• **Task item**
Lines in the data below that contain the word "folder" are to be copied.
Given information: Begin
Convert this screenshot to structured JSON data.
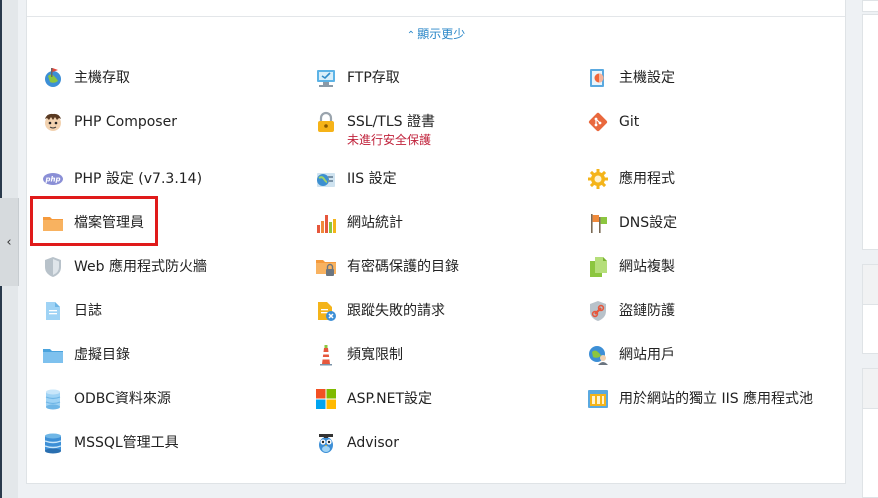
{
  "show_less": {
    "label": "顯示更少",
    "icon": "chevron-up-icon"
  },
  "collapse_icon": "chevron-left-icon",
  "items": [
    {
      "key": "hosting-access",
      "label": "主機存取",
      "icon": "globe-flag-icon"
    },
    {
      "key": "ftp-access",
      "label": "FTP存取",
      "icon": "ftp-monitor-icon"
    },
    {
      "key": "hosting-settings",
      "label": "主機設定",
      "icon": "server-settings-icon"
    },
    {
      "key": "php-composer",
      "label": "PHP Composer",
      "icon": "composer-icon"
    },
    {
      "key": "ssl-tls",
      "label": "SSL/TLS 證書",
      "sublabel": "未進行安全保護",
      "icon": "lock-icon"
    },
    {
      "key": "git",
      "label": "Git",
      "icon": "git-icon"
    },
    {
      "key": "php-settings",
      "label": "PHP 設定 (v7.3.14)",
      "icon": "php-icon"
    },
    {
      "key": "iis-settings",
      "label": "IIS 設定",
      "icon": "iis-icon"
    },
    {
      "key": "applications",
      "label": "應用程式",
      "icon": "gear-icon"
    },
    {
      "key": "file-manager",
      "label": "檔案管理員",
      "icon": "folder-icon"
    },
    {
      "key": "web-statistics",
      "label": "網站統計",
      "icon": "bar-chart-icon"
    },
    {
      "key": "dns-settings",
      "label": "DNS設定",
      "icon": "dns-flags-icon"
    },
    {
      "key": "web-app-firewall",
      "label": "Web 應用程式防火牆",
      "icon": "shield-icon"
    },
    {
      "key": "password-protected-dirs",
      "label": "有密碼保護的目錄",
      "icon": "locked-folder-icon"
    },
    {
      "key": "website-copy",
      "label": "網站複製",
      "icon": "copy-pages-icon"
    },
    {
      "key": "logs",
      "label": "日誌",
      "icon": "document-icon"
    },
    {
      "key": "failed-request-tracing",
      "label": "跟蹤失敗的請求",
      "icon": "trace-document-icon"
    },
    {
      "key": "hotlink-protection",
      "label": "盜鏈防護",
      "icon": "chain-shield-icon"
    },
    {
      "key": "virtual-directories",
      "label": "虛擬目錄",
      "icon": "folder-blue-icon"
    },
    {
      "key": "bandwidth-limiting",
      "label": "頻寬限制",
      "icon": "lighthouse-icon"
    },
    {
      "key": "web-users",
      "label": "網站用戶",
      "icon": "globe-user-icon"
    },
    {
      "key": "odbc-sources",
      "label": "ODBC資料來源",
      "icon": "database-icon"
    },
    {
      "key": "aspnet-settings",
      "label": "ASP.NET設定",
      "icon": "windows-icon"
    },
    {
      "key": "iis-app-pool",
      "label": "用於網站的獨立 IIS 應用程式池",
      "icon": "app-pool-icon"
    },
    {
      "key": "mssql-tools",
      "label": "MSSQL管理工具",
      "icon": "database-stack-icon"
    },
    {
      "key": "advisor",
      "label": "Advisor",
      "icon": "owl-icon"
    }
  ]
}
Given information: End
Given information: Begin
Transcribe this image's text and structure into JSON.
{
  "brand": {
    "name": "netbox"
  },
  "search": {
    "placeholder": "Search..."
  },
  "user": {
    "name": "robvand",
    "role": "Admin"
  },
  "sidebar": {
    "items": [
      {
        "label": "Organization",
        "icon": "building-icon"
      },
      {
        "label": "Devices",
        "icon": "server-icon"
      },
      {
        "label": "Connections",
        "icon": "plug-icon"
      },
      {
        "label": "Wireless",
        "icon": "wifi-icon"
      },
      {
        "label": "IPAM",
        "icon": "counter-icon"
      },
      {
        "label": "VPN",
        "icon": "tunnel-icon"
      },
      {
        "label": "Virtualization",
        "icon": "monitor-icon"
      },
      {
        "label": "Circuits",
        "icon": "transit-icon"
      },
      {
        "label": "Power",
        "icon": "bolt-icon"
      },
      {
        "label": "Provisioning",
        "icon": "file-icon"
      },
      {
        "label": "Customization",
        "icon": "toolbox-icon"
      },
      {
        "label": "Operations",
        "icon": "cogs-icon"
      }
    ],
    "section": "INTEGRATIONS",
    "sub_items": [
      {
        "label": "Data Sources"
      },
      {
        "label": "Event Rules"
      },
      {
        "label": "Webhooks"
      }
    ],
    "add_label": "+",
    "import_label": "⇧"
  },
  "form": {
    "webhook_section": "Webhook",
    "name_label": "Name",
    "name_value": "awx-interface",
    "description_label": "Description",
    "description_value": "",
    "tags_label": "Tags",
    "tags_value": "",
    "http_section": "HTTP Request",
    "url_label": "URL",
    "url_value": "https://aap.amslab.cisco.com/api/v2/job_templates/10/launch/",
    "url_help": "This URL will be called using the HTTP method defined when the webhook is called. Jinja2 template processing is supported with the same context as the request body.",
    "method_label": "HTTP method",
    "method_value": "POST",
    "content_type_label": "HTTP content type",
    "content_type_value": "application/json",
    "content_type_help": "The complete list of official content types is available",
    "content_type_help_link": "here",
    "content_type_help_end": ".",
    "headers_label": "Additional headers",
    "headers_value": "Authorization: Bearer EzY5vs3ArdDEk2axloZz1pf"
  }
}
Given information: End
• **Response to this task**
      "icon": "folder-icon"
      "icon": "locked-folder-icon"
      "icon": "folder-blue-icon"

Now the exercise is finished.